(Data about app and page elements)
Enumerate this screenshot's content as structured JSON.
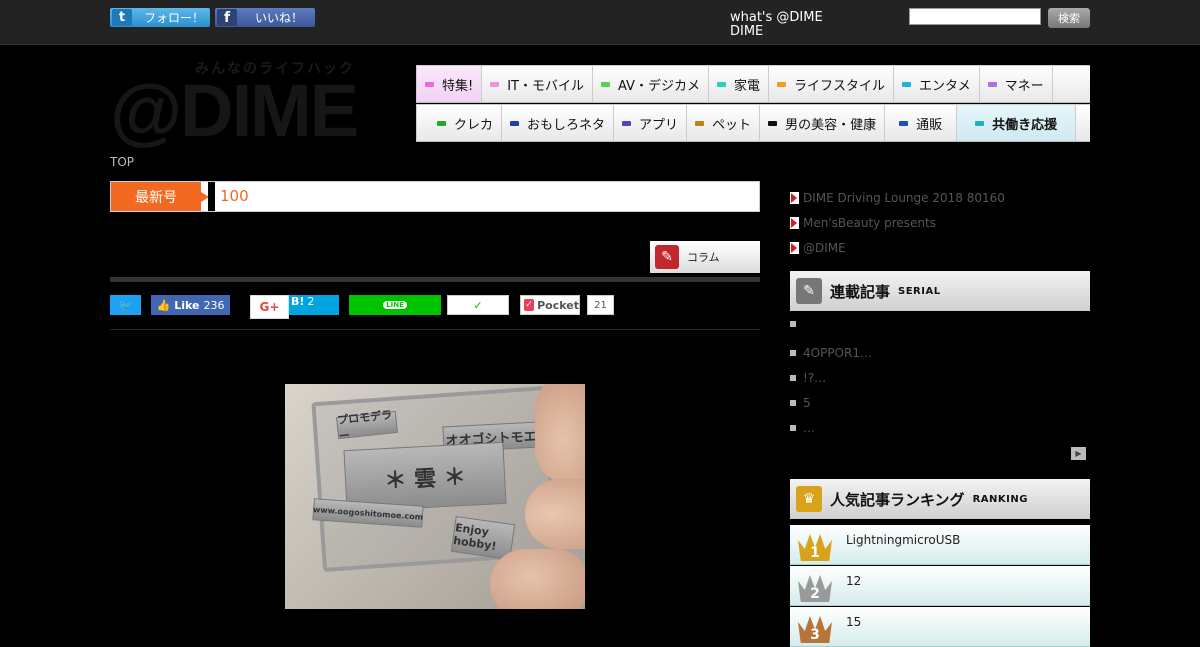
{
  "topbar": {
    "twitter_follow": "フォロー！",
    "twitter_icon": "t",
    "facebook_like": "いいね！",
    "facebook_icon": "f",
    "whats_line1": "what's @DIME",
    "whats_line2": "DIME",
    "search_placeholder": "",
    "search_button": "検索"
  },
  "logo": {
    "tagline": "みんなのライフハック",
    "mark": "@DIME"
  },
  "nav": {
    "row1": [
      {
        "label": "特集!",
        "color": "#e86bd8"
      },
      {
        "label": "IT・モバイル",
        "color": "#f090e0"
      },
      {
        "label": "AV・デジカメ",
        "color": "#5ad05a"
      },
      {
        "label": "家電",
        "color": "#2dcfc2"
      },
      {
        "label": "ライフスタイル",
        "color": "#f0a020"
      },
      {
        "label": "エンタメ",
        "color": "#1fb3e0"
      },
      {
        "label": "マネー",
        "color": "#b070e0"
      }
    ],
    "row2": [
      {
        "label": "クレカ",
        "color": "#1faa2a"
      },
      {
        "label": "おもしろネタ",
        "color": "#1f3faa"
      },
      {
        "label": "アプリ",
        "color": "#5a3fc0"
      },
      {
        "label": "ペット",
        "color": "#c08020"
      },
      {
        "label": "男の美容・健康",
        "color": "#111111"
      },
      {
        "label": "通販",
        "color": "#1f4faa"
      },
      {
        "label": "共働き応援",
        "color": "#1fb3c0"
      }
    ]
  },
  "breadcrumb": "TOP",
  "latest": {
    "tag": "最新号",
    "text": "100"
  },
  "column_tab": "コラム",
  "share": {
    "twitter_icon": "🐦",
    "fb_like": "Like",
    "fb_count": "236",
    "gplus": "G+",
    "hatena_label": "B!",
    "hatena_count": "2",
    "line_label": "LINE",
    "line_count": "✓",
    "pocket_icon": "✓",
    "pocket_label": "Pocket",
    "pocket_count": "21"
  },
  "photo": {
    "plate1": "プロモデラー",
    "plate2": "オオゴシトモエ",
    "plate3": "＊ 雲 ＊",
    "plate4": "Enjoy hobby!",
    "plate5": "www.oogoshitomoe.com"
  },
  "sidebar": {
    "links": [
      "DIME Driving Lounge 2018 80160",
      "Men'sBeauty presents",
      "@DIME"
    ],
    "serial": {
      "title": "連載記事",
      "subtitle": "SERIAL",
      "icon": "✎",
      "items": [
        "",
        "4OPPOR1…",
        "!?…",
        "5",
        "…"
      ],
      "more_icon": "▶"
    },
    "ranking": {
      "title": "人気記事ランキング",
      "subtitle": "RANKING",
      "icon": "♛",
      "items": [
        {
          "rank": "1",
          "text": "LightningmicroUSB"
        },
        {
          "rank": "2",
          "text": "12"
        },
        {
          "rank": "3",
          "text": "15"
        }
      ]
    }
  }
}
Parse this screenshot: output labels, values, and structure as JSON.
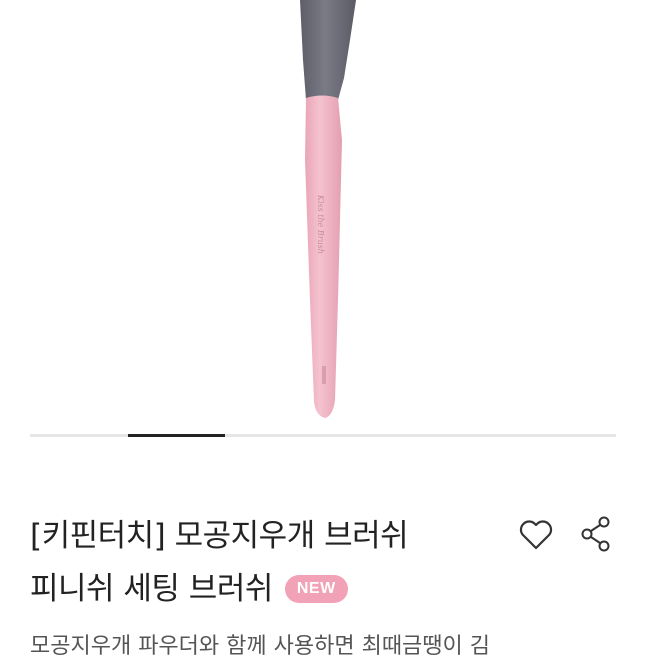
{
  "product": {
    "image_alt": "makeup brush with pink handle and grey ferrule",
    "handle_imprint": "Kiss the Brush",
    "title_line1": "[키핀터치] 모공지우개 브러쉬",
    "title_line2": "피니쉬 세팅 브러쉬",
    "badge": "NEW",
    "description": "모공지우개 파우더와 함께 사용하면 최때금땡이 김"
  },
  "carousel": {
    "total": 6,
    "current": 2
  },
  "icons": {
    "like": "heart-outline-icon",
    "share": "share-icon"
  },
  "colors": {
    "badge_bg": "#f2a2b6",
    "handle_pink": "#f2b6c6",
    "ferrule_grey": "#6d6e78",
    "text": "#222222"
  }
}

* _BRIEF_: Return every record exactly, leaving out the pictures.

* _ANSWER TO THIS TASK_:
Enumerate this screenshot's content as structured JSON.
{
  "topbar": {
    "twitter_follow": "フォロー！",
    "twitter_icon": "t",
    "facebook_like": "いいね！",
    "facebook_icon": "f",
    "whats_line1": "what's @DIME",
    "whats_line2": "DIME",
    "search_placeholder": "",
    "search_button": "検索"
  },
  "logo": {
    "tagline": "みんなのライフハック",
    "mark": "@DIME"
  },
  "nav": {
    "row1": [
      {
        "label": "特集!",
        "color": "#e86bd8"
      },
      {
        "label": "IT・モバイル",
        "color": "#f090e0"
      },
      {
        "label": "AV・デジカメ",
        "color": "#5ad05a"
      },
      {
        "label": "家電",
        "color": "#2dcfc2"
      },
      {
        "label": "ライフスタイル",
        "color": "#f0a020"
      },
      {
        "label": "エンタメ",
        "color": "#1fb3e0"
      },
      {
        "label": "マネー",
        "color": "#b070e0"
      }
    ],
    "row2": [
      {
        "label": "クレカ",
        "color": "#1faa2a"
      },
      {
        "label": "おもしろネタ",
        "color": "#1f3faa"
      },
      {
        "label": "アプリ",
        "color": "#5a3fc0"
      },
      {
        "label": "ペット",
        "color": "#c08020"
      },
      {
        "label": "男の美容・健康",
        "color": "#111111"
      },
      {
        "label": "通販",
        "color": "#1f4faa"
      },
      {
        "label": "共働き応援",
        "color": "#1fb3c0"
      }
    ]
  },
  "breadcrumb": "TOP",
  "latest": {
    "tag": "最新号",
    "text": "100"
  },
  "column_tab": "コラム",
  "share": {
    "twitter_icon": "🐦",
    "fb_like": "Like",
    "fb_count": "236",
    "gplus": "G+",
    "hatena_label": "B!",
    "hatena_count": "2",
    "line_label": "LINE",
    "line_count": "✓",
    "pocket_icon": "✓",
    "pocket_label": "Pocket",
    "pocket_count": "21"
  },
  "photo": {
    "plate1": "プロモデラー",
    "plate2": "オオゴシトモエ",
    "plate3": "＊ 雲 ＊",
    "plate4": "Enjoy hobby!",
    "plate5": "www.oogoshitomoe.com"
  },
  "sidebar": {
    "links": [
      "DIME Driving Lounge 2018 80160",
      "Men'sBeauty presents",
      "@DIME"
    ],
    "serial": {
      "title": "連載記事",
      "subtitle": "SERIAL",
      "icon": "✎",
      "items": [
        "",
        "4OPPOR1…",
        "!?…",
        "5",
        "…"
      ],
      "more_icon": "▶"
    },
    "ranking": {
      "title": "人気記事ランキング",
      "subtitle": "RANKING",
      "icon": "♛",
      "items": [
        {
          "rank": "1",
          "text": "LightningmicroUSB"
        },
        {
          "rank": "2",
          "text": "12"
        },
        {
          "rank": "3",
          "text": "15"
        }
      ]
    }
  }
}
Parse this screenshot: output labels, values, and structure as JSON.
{
  "product": {
    "image_alt": "makeup brush with pink handle and grey ferrule",
    "handle_imprint": "Kiss the Brush",
    "title_line1": "[키핀터치] 모공지우개 브러쉬",
    "title_line2": "피니쉬 세팅 브러쉬",
    "badge": "NEW",
    "description": "모공지우개 파우더와 함께 사용하면 최때금땡이 김"
  },
  "carousel": {
    "total": 6,
    "current": 2
  },
  "icons": {
    "like": "heart-outline-icon",
    "share": "share-icon"
  },
  "colors": {
    "badge_bg": "#f2a2b6",
    "handle_pink": "#f2b6c6",
    "ferrule_grey": "#6d6e78",
    "text": "#222222"
  }
}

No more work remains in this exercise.